The basic structure ofebony wood can be seenin the legs of the chair,which is encrusted withinlays of gold and ivory.The seating function iscertainly subordinated tothe display of wealth,grandeur and powerconveyed by the richnessof material.
Indus valley civilizationThe earliest traces of civilization in the Indian subcontinent are to be found in placesalong, or close, to the Indus River. Excavations first conducted in 1921-22, in the ancientcities of Harappa and Mohenjo-Daro, both now in Pakistan, pointed to a highly complexcivilization that first developed some 4,500-5,000 years ago. Settlements From the beginning of the 4th millennium BC, the individuality of the early village cultures began to be replaced by a more homogenous style of existence. By the middle of the 3rd millennium, a uniform culture had developed at settlements spread across nearly 500,000 square miles, including parts of Punjab, Uttar Pradesh, Gujarat, Baluchistan, Sind and the Makran coast.
Urban DevelopmentThe emergence of this civilization is asremarkable as its stability for nearly athousand years.

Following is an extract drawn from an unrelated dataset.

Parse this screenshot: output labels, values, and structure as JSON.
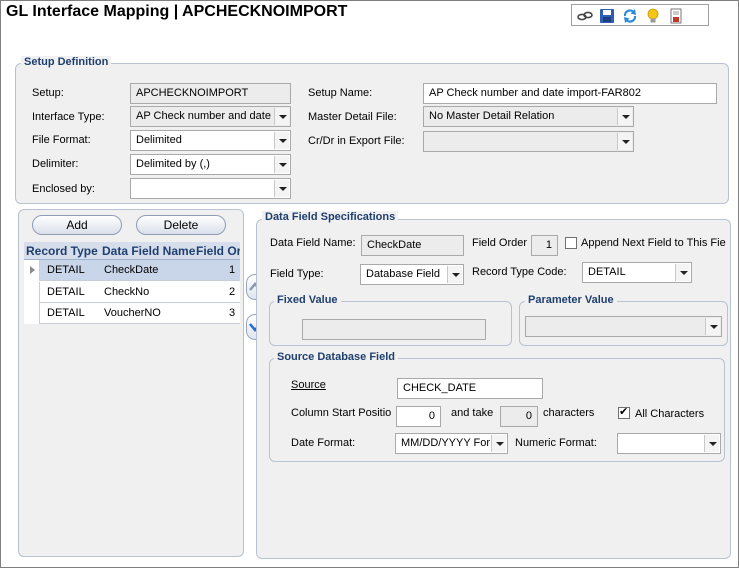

All the cities were wellplanned and were built with baked bricks ofthe same size; the streets were laid at rightangles with an elaborate system of covereddrains.There was a fairly clear division of localitiesand houses were earmarked for the upper andlower strata of society. There were also public buildings, the most famous being the Great Bath at Mohenjo-Daro and the vast granaries. Production of several metals such as copper, bronze, lead and tin was also undertaken and some remnants of furnaces provide evidence of this fact. The discovery of kilns to make bricks support the fact that burnt bricks were used extensively in domestic and public buildings.
OccupationsEvidence also points to the use of domesticated animals, including camels, goats, waterbuffaloes and fowls. The Harappans cultivated wheat, barley, peas and sesame and wereprobably the first to grow and make clothes from cotton.Discoveries suggest that the Harappan civilisation had extensive trade relations with theneighbouring regions in India and with distant lands in the Persian Gulf and Sumer (Iraq).The Harappan society was probably divided according to occupations and this alsosuggests the existence of an organized government.The figures of deities on seals indicate that the Harappans worshipped gods andgoddesses in male and female forms and has alsoevolved some rituals and ceremonies.No monumental sculpture survives, but a large numberof human figurines have been discovered, including asteatite bust of a man thought to be a priest, and astriking bronze dancing girl. Countless terra-cottastatues of Mother Goddess have been discoveredsuggesting that she was worshipped in nearly everyhome.